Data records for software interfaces
[Start of Attachment]

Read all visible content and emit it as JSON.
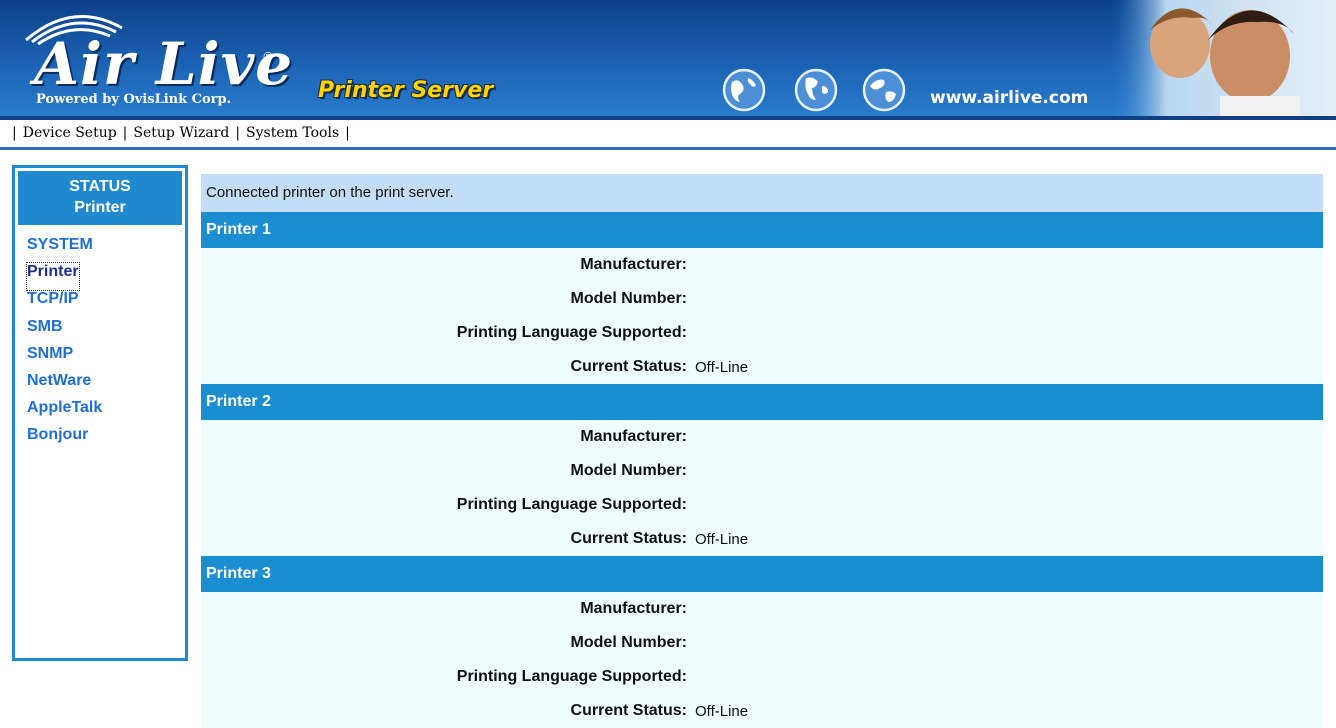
{
  "banner": {
    "logo": "Air Live",
    "powered_by": "Powered by OvisLink Corp.",
    "product": "Printer Server",
    "url": "www.airlive.com",
    "colors": {
      "banner_top": "#0d3f88",
      "banner_bottom": "#2a7bcc",
      "product_text": "#ffd400"
    }
  },
  "menu": {
    "items": [
      "Device Setup",
      "Setup Wizard",
      "System Tools"
    ]
  },
  "sidebar": {
    "header_line1": "STATUS",
    "header_line2": "Printer",
    "items": [
      "SYSTEM",
      "Printer",
      "TCP/IP",
      "SMB",
      "SNMP",
      "NetWare",
      "AppleTalk",
      "Bonjour"
    ],
    "active": "Printer",
    "colors": {
      "accent": "#1f8ad0",
      "link": "#1f6fd4"
    }
  },
  "main": {
    "caption": "Connected printer on the print server.",
    "labels": {
      "manufacturer": "Manufacturer:",
      "model": "Model Number:",
      "language": "Printing Language Supported:",
      "status": "Current Status:"
    },
    "printers": [
      {
        "title": "Printer 1",
        "manufacturer": "",
        "model": "",
        "language": "",
        "status": "Off-Line"
      },
      {
        "title": "Printer 2",
        "manufacturer": "",
        "model": "",
        "language": "",
        "status": "Off-Line"
      },
      {
        "title": "Printer 3",
        "manufacturer": "",
        "model": "",
        "language": "",
        "status": "Off-Line"
      }
    ]
  }
}
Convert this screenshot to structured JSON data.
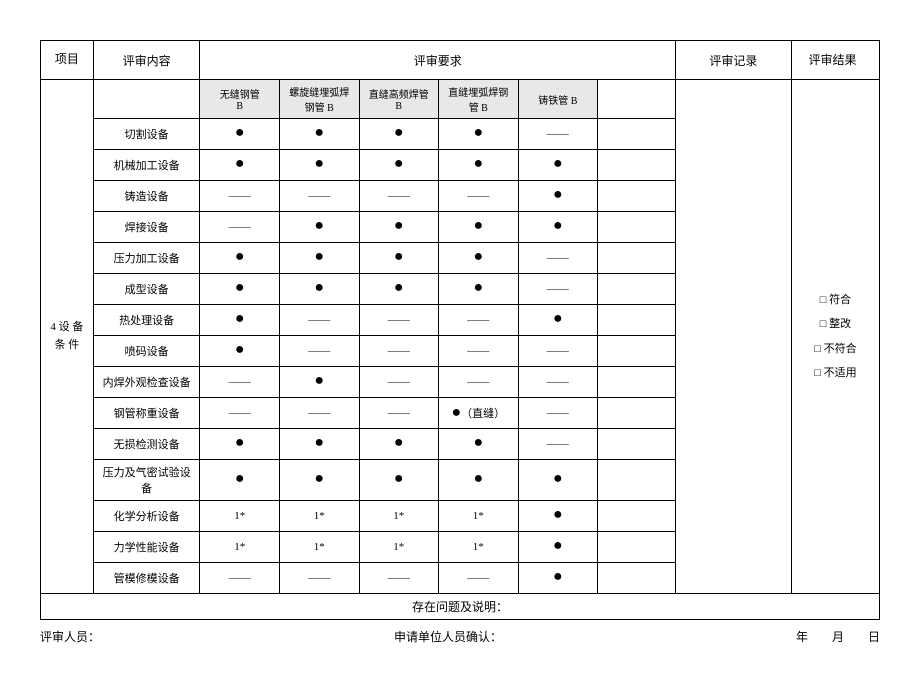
{
  "headers": {
    "c1": "项目",
    "c2": "评审内容",
    "c3": "评审要求",
    "c4": "评审记录",
    "c5": "评审结果"
  },
  "rowlabel": "4 设 备\n条 件",
  "subheads": [
    "无缝钢管\nB",
    "螺旋缝埋弧焊钢管 B",
    "直缝高频焊管 B",
    "直缝埋弧焊钢管 B",
    "铸铁管 B"
  ],
  "items": [
    {
      "name": "切割设备",
      "marks": [
        "●",
        "●",
        "●",
        "●",
        "——"
      ]
    },
    {
      "name": "机械加工设备",
      "marks": [
        "●",
        "●",
        "●",
        "●",
        "●"
      ]
    },
    {
      "name": "铸造设备",
      "marks": [
        "——",
        "——",
        "——",
        "——",
        "●"
      ]
    },
    {
      "name": "焊接设备",
      "marks": [
        "——",
        "●",
        "●",
        "●",
        "●"
      ]
    },
    {
      "name": "压力加工设备",
      "marks": [
        "●",
        "●",
        "●",
        "●",
        "——"
      ]
    },
    {
      "name": "成型设备",
      "marks": [
        "●",
        "●",
        "●",
        "●",
        "——"
      ]
    },
    {
      "name": "热处理设备",
      "marks": [
        "●",
        "——",
        "——",
        "——",
        "●"
      ]
    },
    {
      "name": "喷码设备",
      "marks": [
        "●",
        "——",
        "——",
        "——",
        "——"
      ]
    },
    {
      "name": "内焊外观检查设备",
      "marks": [
        "——",
        "●",
        "——",
        "——",
        "——"
      ]
    },
    {
      "name": "钢管称重设备",
      "marks": [
        "——",
        "——",
        "——",
        "●（直缝）",
        "——"
      ]
    },
    {
      "name": "无损检测设备",
      "marks": [
        "●",
        "●",
        "●",
        "●",
        "——"
      ]
    },
    {
      "name": "压力及气密试验设备",
      "marks": [
        "●",
        "●",
        "●",
        "●",
        "●"
      ]
    },
    {
      "name": "化学分析设备",
      "marks": [
        "1*",
        "1*",
        "1*",
        "1*",
        "●"
      ]
    },
    {
      "name": "力学性能设备",
      "marks": [
        "1*",
        "1*",
        "1*",
        "1*",
        "●"
      ]
    },
    {
      "name": "管模修模设备",
      "marks": [
        "——",
        "——",
        "——",
        "——",
        "●"
      ]
    }
  ],
  "result_opts": [
    "□ 符合",
    "□ 整改",
    "□ 不符合",
    "□ 不适用"
  ],
  "notes_label": "存在问题及说明：",
  "footer": {
    "left": "评审人员：",
    "mid": "申请单位人员确认：",
    "right": "年　　月　　日"
  }
}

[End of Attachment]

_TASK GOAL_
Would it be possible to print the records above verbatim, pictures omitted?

_EXPECTED ANSWER_
Read all visible content and emit it as JSON.
{
  "banner": {
    "logo": "Air Live",
    "powered_by": "Powered by OvisLink Corp.",
    "product": "Printer Server",
    "url": "www.airlive.com",
    "colors": {
      "banner_top": "#0d3f88",
      "banner_bottom": "#2a7bcc",
      "product_text": "#ffd400"
    }
  },
  "menu": {
    "items": [
      "Device Setup",
      "Setup Wizard",
      "System Tools"
    ]
  },
  "sidebar": {
    "header_line1": "STATUS",
    "header_line2": "Printer",
    "items": [
      "SYSTEM",
      "Printer",
      "TCP/IP",
      "SMB",
      "SNMP",
      "NetWare",
      "AppleTalk",
      "Bonjour"
    ],
    "active": "Printer",
    "colors": {
      "accent": "#1f8ad0",
      "link": "#1f6fd4"
    }
  },
  "main": {
    "caption": "Connected printer on the print server.",
    "labels": {
      "manufacturer": "Manufacturer:",
      "model": "Model Number:",
      "language": "Printing Language Supported:",
      "status": "Current Status:"
    },
    "printers": [
      {
        "title": "Printer 1",
        "manufacturer": "",
        "model": "",
        "language": "",
        "status": "Off-Line"
      },
      {
        "title": "Printer 2",
        "manufacturer": "",
        "model": "",
        "language": "",
        "status": "Off-Line"
      },
      {
        "title": "Printer 3",
        "manufacturer": "",
        "model": "",
        "language": "",
        "status": "Off-Line"
      }
    ]
  }
}
Convert this screenshot to structured JSON data.
{
  "headers": {
    "c1": "项目",
    "c2": "评审内容",
    "c3": "评审要求",
    "c4": "评审记录",
    "c5": "评审结果"
  },
  "rowlabel": "4 设 备\n条 件",
  "subheads": [
    "无缝钢管\nB",
    "螺旋缝埋弧焊钢管 B",
    "直缝高频焊管 B",
    "直缝埋弧焊钢管 B",
    "铸铁管 B"
  ],
  "items": [
    {
      "name": "切割设备",
      "marks": [
        "●",
        "●",
        "●",
        "●",
        "——"
      ]
    },
    {
      "name": "机械加工设备",
      "marks": [
        "●",
        "●",
        "●",
        "●",
        "●"
      ]
    },
    {
      "name": "铸造设备",
      "marks": [
        "——",
        "——",
        "——",
        "——",
        "●"
      ]
    },
    {
      "name": "焊接设备",
      "marks": [
        "——",
        "●",
        "●",
        "●",
        "●"
      ]
    },
    {
      "name": "压力加工设备",
      "marks": [
        "●",
        "●",
        "●",
        "●",
        "——"
      ]
    },
    {
      "name": "成型设备",
      "marks": [
        "●",
        "●",
        "●",
        "●",
        "——"
      ]
    },
    {
      "name": "热处理设备",
      "marks": [
        "●",
        "——",
        "——",
        "——",
        "●"
      ]
    },
    {
      "name": "喷码设备",
      "marks": [
        "●",
        "——",
        "——",
        "——",
        "——"
      ]
    },
    {
      "name": "内焊外观检查设备",
      "marks": [
        "——",
        "●",
        "——",
        "——",
        "——"
      ]
    },
    {
      "name": "钢管称重设备",
      "marks": [
        "——",
        "——",
        "——",
        "●（直缝）",
        "——"
      ]
    },
    {
      "name": "无损检测设备",
      "marks": [
        "●",
        "●",
        "●",
        "●",
        "——"
      ]
    },
    {
      "name": "压力及气密试验设备",
      "marks": [
        "●",
        "●",
        "●",
        "●",
        "●"
      ]
    },
    {
      "name": "化学分析设备",
      "marks": [
        "1*",
        "1*",
        "1*",
        "1*",
        "●"
      ]
    },
    {
      "name": "力学性能设备",
      "marks": [
        "1*",
        "1*",
        "1*",
        "1*",
        "●"
      ]
    },
    {
      "name": "管模修模设备",
      "marks": [
        "——",
        "——",
        "——",
        "——",
        "●"
      ]
    }
  ],
  "result_opts": [
    "□ 符合",
    "□ 整改",
    "□ 不符合",
    "□ 不适用"
  ],
  "notes_label": "存在问题及说明：",
  "footer": {
    "left": "评审人员：",
    "mid": "申请单位人员确认：",
    "right": "年　　月　　日"
  }
}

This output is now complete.